10. The paint industry poses a somewhat different problem. Over the last decade, production has increased by 3.5 per cent-5 per cent annually and the trend is rising in the OECD area. The over 2 000 million dollar West European paint industry alone accounts for some 40 per cent of the world output. Production is assured by a few large and a great many small companies (United Kingdom = 480, Italy and France = 350, etc.). This picture suggests that an overall ban on PCBs in paints could have some economic consequences. It appears, however, that where used (e.g. in stoving applications) PCBs constitute something like 5- 1 0 per cent of the paint. Few details are available in respect of the amounts used in paints, by taking one example (France) where 250 tons were used (1971) in a paint industry that produced something like 700 000 tons of paint, presumably only 2 500-5 000 tons would contain PCBs. Considering in addition that I small paint manufacturers are gene.-ally highly specialized, and that the manufacturing process would not have to undergo a major change to replace the use of PCBs, a ban on PCBs should not cause any serious disturbance. The use of PCBs in paints has, in fact, been discontinued in some countries already. Figures for production (8 654 200 tons in 1969) and consumption (8 517 500 tons) in OECD countries again suggest that import of paints from non-OECD producers may be of minor significance.

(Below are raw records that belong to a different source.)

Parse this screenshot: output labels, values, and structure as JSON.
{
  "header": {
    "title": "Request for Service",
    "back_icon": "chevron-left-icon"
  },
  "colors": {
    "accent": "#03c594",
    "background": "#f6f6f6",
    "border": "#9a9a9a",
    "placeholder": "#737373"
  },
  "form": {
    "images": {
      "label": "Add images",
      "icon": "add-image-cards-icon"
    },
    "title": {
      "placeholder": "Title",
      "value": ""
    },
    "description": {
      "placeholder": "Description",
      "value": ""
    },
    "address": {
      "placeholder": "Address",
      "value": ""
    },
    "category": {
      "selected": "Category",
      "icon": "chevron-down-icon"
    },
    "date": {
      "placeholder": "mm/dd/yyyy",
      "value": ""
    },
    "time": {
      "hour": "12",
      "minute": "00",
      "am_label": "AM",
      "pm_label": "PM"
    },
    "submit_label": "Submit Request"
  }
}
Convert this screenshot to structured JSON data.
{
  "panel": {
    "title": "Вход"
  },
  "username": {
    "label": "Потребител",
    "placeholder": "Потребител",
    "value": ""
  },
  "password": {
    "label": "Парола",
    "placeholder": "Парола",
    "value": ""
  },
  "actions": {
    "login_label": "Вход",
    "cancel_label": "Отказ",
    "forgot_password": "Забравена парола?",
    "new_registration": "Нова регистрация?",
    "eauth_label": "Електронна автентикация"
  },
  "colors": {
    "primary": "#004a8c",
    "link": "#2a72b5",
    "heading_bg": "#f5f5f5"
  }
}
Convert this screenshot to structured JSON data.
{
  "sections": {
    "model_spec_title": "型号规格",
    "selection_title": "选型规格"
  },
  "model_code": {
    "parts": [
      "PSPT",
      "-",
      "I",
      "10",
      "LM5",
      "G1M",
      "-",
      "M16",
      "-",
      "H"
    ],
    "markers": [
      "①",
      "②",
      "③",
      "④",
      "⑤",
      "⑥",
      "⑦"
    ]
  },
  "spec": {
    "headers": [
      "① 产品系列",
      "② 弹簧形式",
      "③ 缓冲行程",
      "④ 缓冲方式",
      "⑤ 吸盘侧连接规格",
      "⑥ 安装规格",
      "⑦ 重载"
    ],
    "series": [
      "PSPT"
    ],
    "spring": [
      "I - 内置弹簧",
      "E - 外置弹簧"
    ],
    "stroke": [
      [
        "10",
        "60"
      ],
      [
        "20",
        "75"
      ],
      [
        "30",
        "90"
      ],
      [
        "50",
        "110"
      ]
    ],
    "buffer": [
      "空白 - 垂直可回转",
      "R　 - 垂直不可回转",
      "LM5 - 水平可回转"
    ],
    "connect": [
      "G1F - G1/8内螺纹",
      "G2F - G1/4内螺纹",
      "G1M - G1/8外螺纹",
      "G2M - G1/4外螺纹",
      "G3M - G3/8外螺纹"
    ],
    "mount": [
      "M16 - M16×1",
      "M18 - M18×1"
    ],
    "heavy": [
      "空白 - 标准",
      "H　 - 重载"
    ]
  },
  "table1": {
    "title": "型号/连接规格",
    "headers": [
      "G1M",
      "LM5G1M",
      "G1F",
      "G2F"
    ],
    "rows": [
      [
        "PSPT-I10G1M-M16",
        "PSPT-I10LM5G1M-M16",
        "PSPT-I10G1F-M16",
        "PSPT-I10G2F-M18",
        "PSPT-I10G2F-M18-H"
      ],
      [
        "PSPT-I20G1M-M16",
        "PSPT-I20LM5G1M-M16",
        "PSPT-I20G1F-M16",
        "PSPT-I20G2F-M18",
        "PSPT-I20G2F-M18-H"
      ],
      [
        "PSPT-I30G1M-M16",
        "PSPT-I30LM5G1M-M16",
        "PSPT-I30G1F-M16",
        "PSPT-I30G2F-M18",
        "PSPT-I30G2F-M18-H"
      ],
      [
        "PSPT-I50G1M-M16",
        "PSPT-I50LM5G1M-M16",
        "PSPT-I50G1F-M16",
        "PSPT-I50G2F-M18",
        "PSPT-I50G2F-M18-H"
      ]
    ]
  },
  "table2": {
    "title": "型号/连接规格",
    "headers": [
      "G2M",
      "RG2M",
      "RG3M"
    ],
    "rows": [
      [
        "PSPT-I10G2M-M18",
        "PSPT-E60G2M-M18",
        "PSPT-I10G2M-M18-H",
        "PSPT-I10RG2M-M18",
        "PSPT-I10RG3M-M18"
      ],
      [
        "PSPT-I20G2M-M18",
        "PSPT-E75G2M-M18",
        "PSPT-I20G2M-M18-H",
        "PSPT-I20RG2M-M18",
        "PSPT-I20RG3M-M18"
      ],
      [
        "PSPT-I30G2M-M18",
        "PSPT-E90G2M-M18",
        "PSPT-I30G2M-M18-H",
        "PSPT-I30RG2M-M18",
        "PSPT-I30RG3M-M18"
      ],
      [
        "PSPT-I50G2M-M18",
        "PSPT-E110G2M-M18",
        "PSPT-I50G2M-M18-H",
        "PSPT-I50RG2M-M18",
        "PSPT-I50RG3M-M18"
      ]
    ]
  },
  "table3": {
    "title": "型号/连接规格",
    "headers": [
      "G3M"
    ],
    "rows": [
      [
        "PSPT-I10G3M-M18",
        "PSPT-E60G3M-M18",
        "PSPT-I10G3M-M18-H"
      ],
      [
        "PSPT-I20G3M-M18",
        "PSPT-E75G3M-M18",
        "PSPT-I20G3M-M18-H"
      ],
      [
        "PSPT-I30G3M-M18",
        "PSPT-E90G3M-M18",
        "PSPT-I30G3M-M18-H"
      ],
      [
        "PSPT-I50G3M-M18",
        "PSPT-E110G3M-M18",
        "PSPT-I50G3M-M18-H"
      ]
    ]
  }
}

11. In practice, none of the products where PCBs have been used as plasticizers can be recovered. Unless the use is totally eliminated, there will be continuous emissions into the environment due to evaporation, insufficient incineration, etc. Judging by the action already taken in several countries, substitutes can readily be found for the whole category of plasticizer use of PCBs, which should, therefore, be banned.

12. It follows from what has been said above that for adequate protection of health and environment, but also to avoid undue competition in international trade, agreement is necessary on allowed uses of PCBs. In order to ensure that home production is not substituted by import, control action by governments, through licencing or other means, is essential. Measures are further necessary to ensure collection of used material, safety in transport of raw PCBs, and assessment of substitute materials:

a) A uniform labelling system, internationally recognizable, should be developed for use on containers of raw PCBs as well as on any equipment or product containing PCBs.

b) Suppliers (i.e. manufacturers and importers) should further provide containers for the transport of PCB-containing liquids: such containers must meet the appropriate specifications that have been laid down to ensure safety in transport of dangerous chemicals.

c) Development of substitutes that are less hazardous than persistent PCBs[1] should be encouraged, but in view of the fact that no system for pre-market control of new chemicals has been introduced, testing for environmental effects is so far entirely the responsibility of the manufacturers. Information on replacement products should, therefore, be collected and reviewed.

[1] As of the time of the preparation of this Note, limited research studies with certain selected PCB-compounds seem to indicate that some of these